- THE TASK: Your output should be the whole listing, identical to the original.

- EXTRACTED ENTRIES:
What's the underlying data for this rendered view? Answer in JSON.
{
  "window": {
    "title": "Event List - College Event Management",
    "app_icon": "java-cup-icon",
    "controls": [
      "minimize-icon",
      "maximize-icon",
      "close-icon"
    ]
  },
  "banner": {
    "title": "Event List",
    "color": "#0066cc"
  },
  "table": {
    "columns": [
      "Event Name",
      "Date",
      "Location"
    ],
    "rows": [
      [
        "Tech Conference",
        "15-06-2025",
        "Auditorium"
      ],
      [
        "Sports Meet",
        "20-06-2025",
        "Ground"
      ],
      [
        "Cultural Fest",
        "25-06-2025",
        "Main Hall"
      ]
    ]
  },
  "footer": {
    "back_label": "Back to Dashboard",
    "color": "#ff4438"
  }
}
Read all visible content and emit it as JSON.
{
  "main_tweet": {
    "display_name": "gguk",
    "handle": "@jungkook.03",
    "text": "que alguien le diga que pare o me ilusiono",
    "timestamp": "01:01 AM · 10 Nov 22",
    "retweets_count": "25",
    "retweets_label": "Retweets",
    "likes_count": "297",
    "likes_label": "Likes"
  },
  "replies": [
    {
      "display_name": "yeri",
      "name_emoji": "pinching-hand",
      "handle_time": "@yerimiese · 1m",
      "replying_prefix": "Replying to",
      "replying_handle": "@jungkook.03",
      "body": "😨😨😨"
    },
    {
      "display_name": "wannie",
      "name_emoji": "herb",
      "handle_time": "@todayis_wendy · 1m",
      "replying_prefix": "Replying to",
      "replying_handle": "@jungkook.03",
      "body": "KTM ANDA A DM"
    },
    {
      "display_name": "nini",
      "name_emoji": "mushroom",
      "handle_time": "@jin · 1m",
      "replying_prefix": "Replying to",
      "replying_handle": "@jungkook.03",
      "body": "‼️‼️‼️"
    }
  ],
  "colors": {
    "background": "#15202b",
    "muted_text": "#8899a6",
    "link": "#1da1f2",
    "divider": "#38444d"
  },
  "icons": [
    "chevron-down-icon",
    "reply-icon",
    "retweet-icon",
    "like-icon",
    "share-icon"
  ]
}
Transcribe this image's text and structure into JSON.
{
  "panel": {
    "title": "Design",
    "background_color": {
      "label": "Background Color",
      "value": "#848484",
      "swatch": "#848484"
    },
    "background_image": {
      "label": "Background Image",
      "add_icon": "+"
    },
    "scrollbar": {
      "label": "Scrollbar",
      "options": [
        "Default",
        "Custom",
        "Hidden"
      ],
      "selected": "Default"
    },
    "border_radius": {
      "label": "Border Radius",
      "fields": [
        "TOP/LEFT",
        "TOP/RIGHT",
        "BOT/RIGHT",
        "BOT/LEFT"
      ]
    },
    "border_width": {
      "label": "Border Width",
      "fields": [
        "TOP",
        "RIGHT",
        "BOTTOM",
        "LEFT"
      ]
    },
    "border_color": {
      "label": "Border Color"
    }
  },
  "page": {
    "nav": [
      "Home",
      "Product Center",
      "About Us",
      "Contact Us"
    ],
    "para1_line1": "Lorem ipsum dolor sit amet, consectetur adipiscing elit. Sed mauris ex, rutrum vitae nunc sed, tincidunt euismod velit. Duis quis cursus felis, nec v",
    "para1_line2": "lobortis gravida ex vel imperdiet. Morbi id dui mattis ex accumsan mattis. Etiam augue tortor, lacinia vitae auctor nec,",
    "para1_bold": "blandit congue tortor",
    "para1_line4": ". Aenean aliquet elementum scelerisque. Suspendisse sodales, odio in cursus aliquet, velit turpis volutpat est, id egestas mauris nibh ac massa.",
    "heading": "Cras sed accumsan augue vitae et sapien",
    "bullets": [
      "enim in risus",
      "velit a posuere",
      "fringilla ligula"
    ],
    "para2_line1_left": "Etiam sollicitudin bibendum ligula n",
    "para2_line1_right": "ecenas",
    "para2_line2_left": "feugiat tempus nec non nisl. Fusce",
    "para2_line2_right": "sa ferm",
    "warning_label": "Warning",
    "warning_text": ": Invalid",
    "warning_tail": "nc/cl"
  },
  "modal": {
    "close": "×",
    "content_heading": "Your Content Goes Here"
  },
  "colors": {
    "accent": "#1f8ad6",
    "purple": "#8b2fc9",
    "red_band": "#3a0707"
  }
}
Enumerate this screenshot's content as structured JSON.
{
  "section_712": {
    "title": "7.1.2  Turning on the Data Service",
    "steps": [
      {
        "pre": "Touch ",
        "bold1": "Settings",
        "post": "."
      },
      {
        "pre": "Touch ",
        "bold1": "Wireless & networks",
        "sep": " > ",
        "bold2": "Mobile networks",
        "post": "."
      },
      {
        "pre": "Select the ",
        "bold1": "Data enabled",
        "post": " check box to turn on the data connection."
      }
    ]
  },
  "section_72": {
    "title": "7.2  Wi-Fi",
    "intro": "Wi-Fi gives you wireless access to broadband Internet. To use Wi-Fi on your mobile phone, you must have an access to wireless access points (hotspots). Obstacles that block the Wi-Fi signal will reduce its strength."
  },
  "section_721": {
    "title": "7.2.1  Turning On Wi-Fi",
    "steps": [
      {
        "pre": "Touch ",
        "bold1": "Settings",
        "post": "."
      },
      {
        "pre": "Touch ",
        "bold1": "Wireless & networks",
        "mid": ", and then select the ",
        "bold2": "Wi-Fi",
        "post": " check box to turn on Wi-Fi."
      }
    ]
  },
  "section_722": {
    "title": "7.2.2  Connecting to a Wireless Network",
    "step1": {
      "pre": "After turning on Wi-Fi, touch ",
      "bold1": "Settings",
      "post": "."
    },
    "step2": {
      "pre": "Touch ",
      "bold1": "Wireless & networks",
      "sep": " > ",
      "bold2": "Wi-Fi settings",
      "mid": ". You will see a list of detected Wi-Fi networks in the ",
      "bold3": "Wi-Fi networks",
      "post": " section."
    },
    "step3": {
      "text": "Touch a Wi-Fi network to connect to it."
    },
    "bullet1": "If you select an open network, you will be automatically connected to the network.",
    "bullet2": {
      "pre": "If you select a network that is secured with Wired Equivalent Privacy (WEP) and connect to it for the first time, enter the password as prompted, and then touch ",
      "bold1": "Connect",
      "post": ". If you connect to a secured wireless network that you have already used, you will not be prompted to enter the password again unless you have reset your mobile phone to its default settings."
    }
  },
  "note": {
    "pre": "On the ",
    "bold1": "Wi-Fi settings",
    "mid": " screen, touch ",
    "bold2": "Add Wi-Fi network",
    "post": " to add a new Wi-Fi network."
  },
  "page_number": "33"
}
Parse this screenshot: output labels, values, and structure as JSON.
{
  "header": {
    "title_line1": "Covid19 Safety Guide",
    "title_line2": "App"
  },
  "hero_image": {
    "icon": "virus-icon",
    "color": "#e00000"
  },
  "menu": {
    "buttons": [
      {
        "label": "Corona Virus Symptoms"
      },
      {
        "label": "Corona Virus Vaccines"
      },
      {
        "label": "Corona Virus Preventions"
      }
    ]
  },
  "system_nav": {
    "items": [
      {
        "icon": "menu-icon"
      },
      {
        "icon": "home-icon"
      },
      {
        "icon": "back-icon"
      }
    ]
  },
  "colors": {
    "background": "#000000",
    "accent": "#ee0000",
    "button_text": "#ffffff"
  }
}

- THE ANSWER:
What's the underlying data for this rendered view? Answer in JSON.
{
  "window": {
    "title": "Event List - College Event Management",
    "app_icon": "java-cup-icon",
    "controls": [
      "minimize-icon",
      "maximize-icon",
      "close-icon"
    ]
  },
  "banner": {
    "title": "Event List",
    "color": "#0066cc"
  },
  "table": {
    "columns": [
      "Event Name",
      "Date",
      "Location"
    ],
    "rows": [
      [
        "Tech Conference",
        "15-06-2025",
        "Auditorium"
      ],
      [
        "Sports Meet",
        "20-06-2025",
        "Ground"
      ],
      [
        "Cultural Fest",
        "25-06-2025",
        "Main Hall"
      ]
    ]
  },
  "footer": {
    "back_label": "Back to Dashboard",
    "color": "#ff4438"
  }
}
Read all visible content and emit it as JSON.
{
  "main_tweet": {
    "display_name": "gguk",
    "handle": "@jungkook.03",
    "text": "que alguien le diga que pare o me ilusiono",
    "timestamp": "01:01 AM · 10 Nov 22",
    "retweets_count": "25",
    "retweets_label": "Retweets",
    "likes_count": "297",
    "likes_label": "Likes"
  },
  "replies": [
    {
      "display_name": "yeri",
      "name_emoji": "pinching-hand",
      "handle_time": "@yerimiese · 1m",
      "replying_prefix": "Replying to",
      "replying_handle": "@jungkook.03",
      "body": "😨😨😨"
    },
    {
      "display_name": "wannie",
      "name_emoji": "herb",
      "handle_time": "@todayis_wendy · 1m",
      "replying_prefix": "Replying to",
      "replying_handle": "@jungkook.03",
      "body": "KTM ANDA A DM"
    },
    {
      "display_name": "nini",
      "name_emoji": "mushroom",
      "handle_time": "@jin · 1m",
      "replying_prefix": "Replying to",
      "replying_handle": "@jungkook.03",
      "body": "‼️‼️‼️"
    }
  ],
  "colors": {
    "background": "#15202b",
    "muted_text": "#8899a6",
    "link": "#1da1f2",
    "divider": "#38444d"
  },
  "icons": [
    "chevron-down-icon",
    "reply-icon",
    "retweet-icon",
    "like-icon",
    "share-icon"
  ]
}
Transcribe this image's text and structure into JSON.
{
  "panel": {
    "title": "Design",
    "background_color": {
      "label": "Background Color",
      "value": "#848484",
      "swatch": "#848484"
    },
    "background_image": {
      "label": "Background Image",
      "add_icon": "+"
    },
    "scrollbar": {
      "label": "Scrollbar",
      "options": [
        "Default",
        "Custom",
        "Hidden"
      ],
      "selected": "Default"
    },
    "border_radius": {
      "label": "Border Radius",
      "fields": [
        "TOP/LEFT",
        "TOP/RIGHT",
        "BOT/RIGHT",
        "BOT/LEFT"
      ]
    },
    "border_width": {
      "label": "Border Width",
      "fields": [
        "TOP",
        "RIGHT",
        "BOTTOM",
        "LEFT"
      ]
    },
    "border_color": {
      "label": "Border Color"
    }
  },
  "page": {
    "nav": [
      "Home",
      "Product Center",
      "About Us",
      "Contact Us"
    ],
    "para1_line1": "Lorem ipsum dolor sit amet, consectetur adipiscing elit. Sed mauris ex, rutrum vitae nunc sed, tincidunt euismod velit. Duis quis cursus felis, nec v",
    "para1_line2": "lobortis gravida ex vel imperdiet. Morbi id dui mattis ex accumsan mattis. Etiam augue tortor, lacinia vitae auctor nec,",
    "para1_bold": "blandit congue tortor",
    "para1_line4": ". Aenean aliquet elementum scelerisque. Suspendisse sodales, odio in cursus aliquet, velit turpis volutpat est, id egestas mauris nibh ac massa.",
    "heading": "Cras sed accumsan augue vitae et sapien",
    "bullets": [
      "enim in risus",
      "velit a posuere",
      "fringilla ligula"
    ],
    "para2_line1_left": "Etiam sollicitudin bibendum ligula n",
    "para2_line1_right": "ecenas",
    "para2_line2_left": "feugiat tempus nec non nisl. Fusce",
    "para2_line2_right": "sa ferm",
    "warning_label": "Warning",
    "warning_text": ": Invalid",
    "warning_tail": "nc/cl"
  },
  "modal": {
    "close": "×",
    "content_heading": "Your Content Goes Here"
  },
  "colors": {
    "accent": "#1f8ad6",
    "purple": "#8b2fc9",
    "red_band": "#3a0707"
  }
}
Enumerate this screenshot's content as structured JSON.
{
  "section_712": {
    "title": "7.1.2  Turning on the Data Service",
    "steps": [
      {
        "pre": "Touch ",
        "bold1": "Settings",
        "post": "."
      },
      {
        "pre": "Touch ",
        "bold1": "Wireless & networks",
        "sep": " > ",
        "bold2": "Mobile networks",
        "post": "."
      },
      {
        "pre": "Select the ",
        "bold1": "Data enabled",
        "post": " check box to turn on the data connection."
      }
    ]
  },
  "section_72": {
    "title": "7.2  Wi-Fi",
    "intro": "Wi-Fi gives you wireless access to broadband Internet. To use Wi-Fi on your mobile phone, you must have an access to wireless access points (hotspots). Obstacles that block the Wi-Fi signal will reduce its strength."
  },
  "section_721": {
    "title": "7.2.1  Turning On Wi-Fi",
    "steps": [
      {
        "pre": "Touch ",
        "bold1": "Settings",
        "post": "."
      },
      {
        "pre": "Touch ",
        "bold1": "Wireless & networks",
        "mid": ", and then select the ",
        "bold2": "Wi-Fi",
        "post": " check box to turn on Wi-Fi."
      }
    ]
  },
  "section_722": {
    "title": "7.2.2  Connecting to a Wireless Network",
    "step1": {
      "pre": "After turning on Wi-Fi, touch ",
      "bold1": "Settings",
      "post": "."
    },
    "step2": {
      "pre": "Touch ",
      "bold1": "Wireless & networks",
      "sep": " > ",
      "bold2": "Wi-Fi settings",
      "mid": ". You will see a list of detected Wi-Fi networks in the ",
      "bold3": "Wi-Fi networks",
      "post": " section."
    },
    "step3": {
      "text": "Touch a Wi-Fi network to connect to it."
    },
    "bullet1": "If you select an open network, you will be automatically connected to the network.",
    "bullet2": {
      "pre": "If you select a network that is secured with Wired Equivalent Privacy (WEP) and connect to it for the first time, enter the password as prompted, and then touch ",
      "bold1": "Connect",
      "post": ". If you connect to a secured wireless network that you have already used, you will not be prompted to enter the password again unless you have reset your mobile phone to its default settings."
    }
  },
  "note": {
    "pre": "On the ",
    "bold1": "Wi-Fi settings",
    "mid": " screen, touch ",
    "bold2": "Add Wi-Fi network",
    "post": " to add a new Wi-Fi network."
  },
  "page_number": "33"
}
Parse this screenshot: output labels, values, and structure as JSON.
{
  "header": {
    "title_line1": "Covid19 Safety Guide",
    "title_line2": "App"
  },
  "hero_image": {
    "icon": "virus-icon",
    "color": "#e00000"
  },
  "menu": {
    "buttons": [
      {
        "label": "Corona Virus Symptoms"
      },
      {
        "label": "Corona Virus Vaccines"
      },
      {
        "label": "Corona Virus Preventions"
      }
    ]
  },
  "system_nav": {
    "items": [
      {
        "icon": "menu-icon"
      },
      {
        "icon": "home-icon"
      },
      {
        "icon": "back-icon"
      }
    ]
  },
  "colors": {
    "background": "#000000",
    "accent": "#ee0000",
    "button_text": "#ffffff"
  }
}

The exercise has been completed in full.